Institute of Texan Cultures
With Spring Break in the air, last week I shared a tips for visiting The Alamo in San Antonio. If you are visiting The Alamo and the San Antonio River Walk, you should also make some time for the Institute of Texan Cultures located in the downtown area.
The Institute is part of The University of Texas at San Antonio and is dedicated to sharing the stories of the many cultures of Texas. It has exhibits of the different immigrant groups that settled Texas, as well as the Native American groups that first settled Texas.
Know Before You Go:
- I recommend this educational museum for school aged children. There’s not much for wee ones to enjoy.
- Parking is FREE and very easy in a lot right in front of museum.
- Adults $8, Children (3 – 11) $6, Children (2 and younger) Complimentary
- Monday – Saturday: 9 a.m. to 5 p.m., Sunday: Noon to 5 p.m.
The First People in Texas
The first section of the museum highlights day to day life of the first Texans, including migration and the Clovis and Folsom cultures. There are also collections of arrowheads, pottery and uniquely carved stone pipes.
What is an Archeological Dig?
My kiddos where totally fascinated with this display of what is hidden in the layers under the city of San Antonio. The pullout draws gave them an up close look at each layer.
Later we visited The History Shop, located across the street from the Alamo, and viewed a real live archeological dig right in the floor of the shop.
The Many Immigrant Cultures and Families of Texas
Next, you can wind your way through the amazing number of cultures that have called Texas home, from early settlers to more modern times.
A modest sharecroppers, cabin is open to visitors. Amazing how differently we live today. We really have so much junk.
One of my favorite displays was the neatly constructede Jacal Hut. A Jacal is a hut in Mexico and southwestern United States with a thatched roof and walls made of upright poles or sticks covered and chinked with mud or clay.
Learning How to Weave Cotton Into Cloth
This is not just a display. The kiddos were taught how to actually weave yarn into cloth. They both got a turn on the loom.
Carding Cotton and Wool
The kiddos favorite part of the visit was making friends with this adorably, sweet old lady. She very patiently taught each of them how to turn real cotton and wool into yarn. She didn’t just show them.
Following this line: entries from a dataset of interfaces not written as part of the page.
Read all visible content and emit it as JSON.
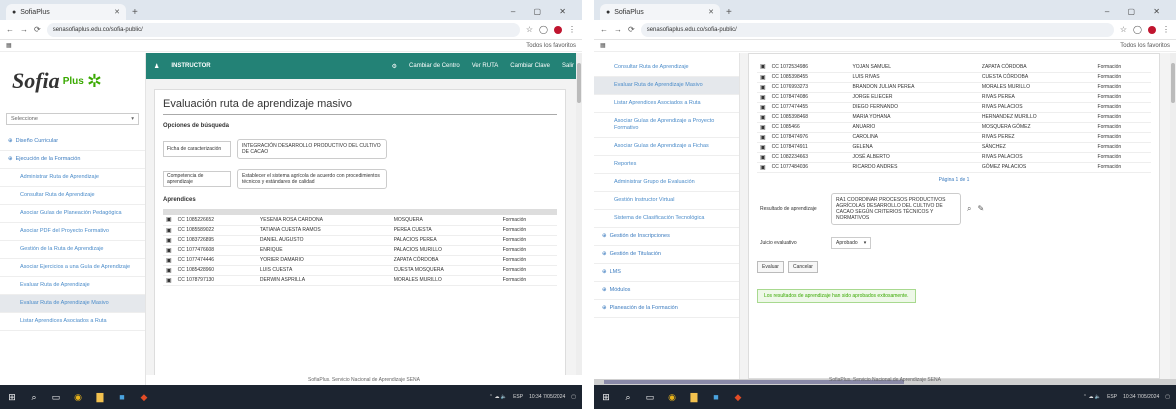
{
  "left": {
    "tab_title": "SofiaPlus",
    "url": "senasofiaplus.edu.co/sofia-public/",
    "bookmarks_right": "Todos los favoritos",
    "logo": {
      "sofia": "Sofia",
      "plus": "Plus"
    },
    "select_placeholder": "Seleccione",
    "nav": [
      {
        "label": "Diseño Curricular",
        "kind": "top"
      },
      {
        "label": "Ejecución de la Formación",
        "kind": "top"
      },
      {
        "label": "Administrar Ruta de Aprendizaje",
        "kind": "sub"
      },
      {
        "label": "Consultar Ruta de Aprendizaje",
        "kind": "sub"
      },
      {
        "label": "Asociar Guías de Planeación Pedagógica",
        "kind": "sub"
      },
      {
        "label": "Asociar PDF del Proyecto Formativo",
        "kind": "sub"
      },
      {
        "label": "Gestión de la Ruta de Aprendizaje",
        "kind": "sub"
      },
      {
        "label": "Asociar Ejercicios a una Guía de Aprendizaje",
        "kind": "sub"
      },
      {
        "label": "Evaluar Ruta de Aprendizaje",
        "kind": "sub"
      },
      {
        "label": "Evaluar Ruta de Aprendizaje Masivo",
        "kind": "sub",
        "active": true
      },
      {
        "label": "Listar Aprendices Asociados a Ruta",
        "kind": "sub"
      }
    ],
    "topbar": {
      "role": "INSTRUCTOR",
      "items": [
        "Cambiar de Centro",
        "Ver RUTA",
        "Cambiar Clave",
        "Salir"
      ]
    },
    "card_title": "Evaluación ruta de aprendizaje masivo",
    "section_criteria": "Opciones de búsqueda",
    "field1_label": "Ficha de caracterización",
    "field1_value": "INTEGRACIÓN DESARROLLO PRODUCTIVO DEL CULTIVO DE CACAO",
    "field2_label": "Competencia de aprendizaje",
    "field2_value": "Establecer el sistema agrícola de acuerdo con procedimientos técnicos y estándares de calidad",
    "section_learners": "Aprendices",
    "rows": [
      {
        "doc": "CC 1085226652",
        "name": "YESENIA ROSA CARDONA",
        "last": "MOSQUERA",
        "status": "Formación"
      },
      {
        "doc": "CC 1085589022",
        "name": "TATIANA CUESTA RAMOS",
        "last": "PEREA CUESTA",
        "status": "Formación"
      },
      {
        "doc": "CC 1083726895",
        "name": "DANIEL AUGUSTO",
        "last": "PALACIOS PEREA",
        "status": "Formación"
      },
      {
        "doc": "CC 1077476608",
        "name": "ENRIQUE",
        "last": "PALACIOS MURILLO",
        "status": "Formación"
      },
      {
        "doc": "CC 1077474446",
        "name": "YORIER DAMARIO",
        "last": "ZAPATA CÓRDOBA",
        "status": "Formación"
      },
      {
        "doc": "CC 1085428960",
        "name": "LUIS CUESTA",
        "last": "CUESTA MOSQUERA",
        "status": "Formación"
      },
      {
        "doc": "CC 1078797130",
        "name": "DERWIN ASPRILLA",
        "last": "MORALES MURILLO",
        "status": "Formación"
      }
    ],
    "footer": "SofiaPlus. Servicio Nacional de Aprendizaje SENA"
  },
  "right": {
    "tab_title": "SofiaPlus",
    "url": "senasofiaplus.edu.co/sofia-public/",
    "bookmarks_right": "Todos los favoritos",
    "nav": [
      {
        "label": "Consultar Ruta de Aprendizaje",
        "kind": "sub"
      },
      {
        "label": "Evaluar Ruta de Aprendizaje Masivo",
        "kind": "sub",
        "active": true
      },
      {
        "label": "Listar Aprendices Asociados a Ruta",
        "kind": "sub"
      },
      {
        "label": "Asociar Guías de Aprendizaje a Proyecto Formativo",
        "kind": "sub"
      },
      {
        "label": "Asociar Guías de Aprendizaje a Fichas",
        "kind": "sub"
      },
      {
        "label": "Reportes",
        "kind": "sub"
      },
      {
        "label": "Administrar Grupo de Evaluación",
        "kind": "sub"
      },
      {
        "label": "Gestión Instructor Virtual",
        "kind": "sub"
      },
      {
        "label": "Sistema de Clasificación Tecnológica",
        "kind": "sub"
      },
      {
        "label": "Gestión de Inscripciones",
        "kind": "top"
      },
      {
        "label": "Gestión de Titulación",
        "kind": "top"
      },
      {
        "label": "LMS",
        "kind": "top"
      },
      {
        "label": "Módulos",
        "kind": "top"
      },
      {
        "label": "Planeación de la Formación",
        "kind": "top"
      }
    ],
    "rows": [
      {
        "doc": "CC 1072534986",
        "name": "YOJAN SAMUEL",
        "last": "ZAPATA CÓRDOBA",
        "status": "Formación"
      },
      {
        "doc": "CC 1085398455",
        "name": "LUIS RIVAS",
        "last": "CUESTA CÓRDOBA",
        "status": "Formación"
      },
      {
        "doc": "CC 1076993273",
        "name": "BRANDON JULIAN PEREA",
        "last": "MORALES MURILLO",
        "status": "Formación"
      },
      {
        "doc": "CC 1078474086",
        "name": "JORGE ELIECER",
        "last": "RIVAS PEREA",
        "status": "Formación"
      },
      {
        "doc": "CC 1077474455",
        "name": "DIEGO FERNANDO",
        "last": "RIVAS PALACIOS",
        "status": "Formación"
      },
      {
        "doc": "CC 1085398468",
        "name": "MARIA YOHANA",
        "last": "HERNANDEZ MURILLO",
        "status": "Formación"
      },
      {
        "doc": "CC 1085466",
        "name": "ANUARIO",
        "last": "MOSQUERA GÓMEZ",
        "status": "Formación"
      },
      {
        "doc": "CC 1078474976",
        "name": "CAROLINA",
        "last": "RIVAS PEREZ",
        "status": "Formación"
      },
      {
        "doc": "CC 1078474911",
        "name": "GELENA",
        "last": "SÁNCHEZ",
        "status": "Formación"
      },
      {
        "doc": "CC 1082234663",
        "name": "JOSÉ ALBERTO",
        "last": "RIVAS PALACIOS",
        "status": "Formación"
      },
      {
        "doc": "CC 1077484036",
        "name": "RICARDO ANDRES",
        "last": "GÓMEZ PALACIOS",
        "status": "Formación"
      }
    ],
    "paging": "Página 1 de 1",
    "result_label": "Resultado de aprendizaje",
    "result_value": "RA1 COORDINAR PROCESOS PRODUCTIVOS AGRÍCOLAS DESARROLLO DEL CULTIVO DE CACAO SEGÚN CRITERIOS TÉCNICOS Y NORMATIVOS",
    "eval_label": "Juicio evaluativo",
    "eval_value": "Aprobado",
    "btn_evaluate": "Evaluar",
    "btn_cancel": "Cancelar",
    "message": "Los resultados de aprendizaje han sido aprobados exitosamente.",
    "footer": "SofiaPlus. Servicio Nacional de Aprendizaje SENA"
  },
  "taskbar": {
    "time": "10:34",
    "date": "7/05/2024",
    "lang": "ESP"
  }
}
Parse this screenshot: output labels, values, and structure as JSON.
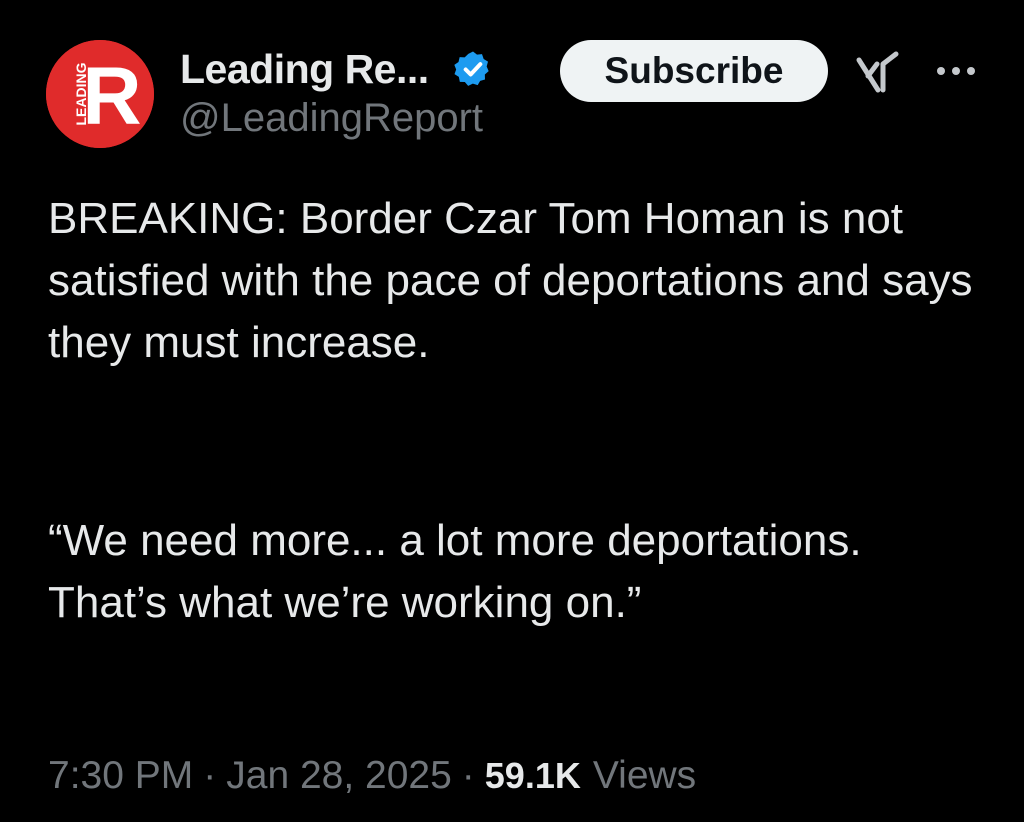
{
  "author": {
    "display_name": "Leading Re...",
    "handle": "@LeadingReport",
    "verified": true,
    "avatar": {
      "letter": "R",
      "side_text": "LEADING",
      "background": "#e02b2b",
      "foreground": "#ffffff"
    }
  },
  "actions": {
    "subscribe_label": "Subscribe",
    "grok_icon": "grok-icon",
    "more_icon": "more-options-icon"
  },
  "tweet": {
    "text": "BREAKING: Border Czar Tom Homan is not satisfied with the pace of deportations and says they must increase.",
    "quote": "“We need more... a lot more deportations. That’s what we’re working on.”"
  },
  "meta": {
    "time": "7:30 PM",
    "separator": "·",
    "date": "Jan 28, 2025",
    "views_count": "59.1K",
    "views_label": "Views"
  },
  "colors": {
    "background": "#000000",
    "text_primary": "#e7e9ea",
    "text_secondary": "#71767b",
    "verified_badge": "#1d9bf0",
    "subscribe_bg": "#eff3f4"
  }
}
She let each of them have a turn from beginning to end.
After their turns at the spinning wheel, she sweetly asked them if they would like to make friendship bracelets. She helped each of them twist colored wool into yarn.
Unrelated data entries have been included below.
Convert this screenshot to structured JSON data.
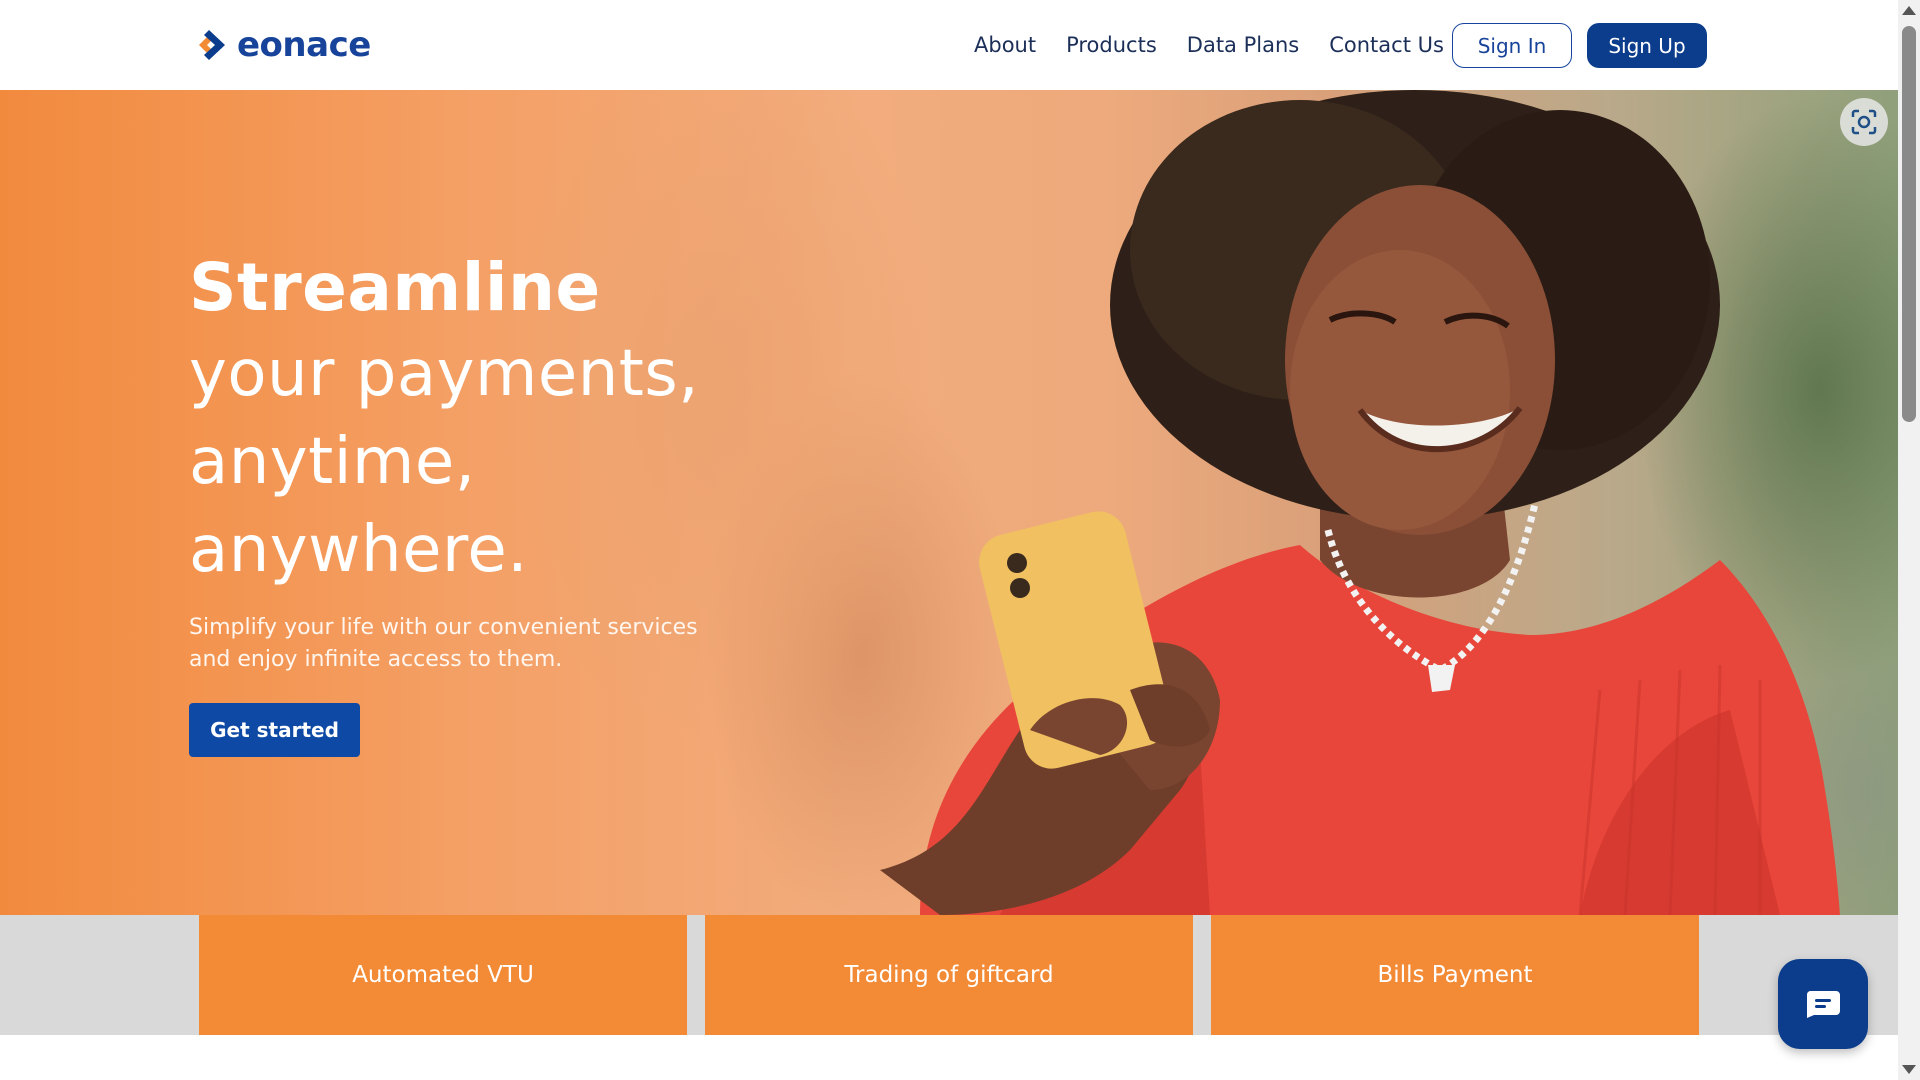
{
  "brand": {
    "name": "eonace",
    "colors": {
      "primary_blue": "#0b3d8c",
      "accent_orange": "#f28a36"
    }
  },
  "nav": {
    "items": [
      {
        "label": "About"
      },
      {
        "label": "Products"
      },
      {
        "label": "Data Plans"
      },
      {
        "label": "Contact Us"
      }
    ],
    "sign_in_label": "Sign In",
    "sign_up_label": "Sign Up"
  },
  "hero": {
    "title_strong": "Streamline",
    "title_lines": [
      "your payments,",
      "anytime,",
      "anywhere."
    ],
    "subtitle": "Simplify your life with our convenient services and enjoy infinite access to them.",
    "cta_label": "Get started"
  },
  "services": [
    {
      "label": "Automated VTU"
    },
    {
      "label": "Trading of giftcard"
    },
    {
      "label": "Bills Payment"
    }
  ],
  "icons": {
    "logo": "eonace-logo-mark",
    "scan": "scan-icon",
    "chat": "chat-icon"
  }
}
Then she tied on their handmade friendship bracelets. Throughout the day, they expressed how much they enjoyed their time with this kind women. They certainly did make a friend.
These one-of-a-kind experiences are the best moments of our homeschool days. I think these connections to the past and our elders are more important than anything we can learn sitting at a desk!
And people worry about the socialization of homeschooled children.
Me personally, I’m not too worried.
You don’t often get a chance to make a friendship bracelet with a kind elderly friend at school.
More San Antonio Attractions for Kids
- Of course you’ll need to take a Riverboat Tour
- Riverboat Tour Information and Fares
- To beat the heat, try a nighttime cruise.
- The Alamo
- San Antonio Botanical Gardens
- Pearle Brewery on The River Walk is the quiet end of The River Walk with Dinning, Shopping and a beautifully landscaped walk along the river.
- La Gloria’s Restauran in the Pearle Brewery boast a big green yard along The River Walk where the kids to run and play. Outdoor seating available.
- Rosario’s Restaurant serves some of the best Mexican Food in San Antonio. It is a quick 5 minute drive (or less) from the Institute of Texan Cultures. (FYI, long waits for seating on weekend nights.) If traveling without the kiddos, live Latin music on Friday and Saturday nights.
Have you visited San Antonio? What is your favorite attraction in San Antonio?
Sharing this week at: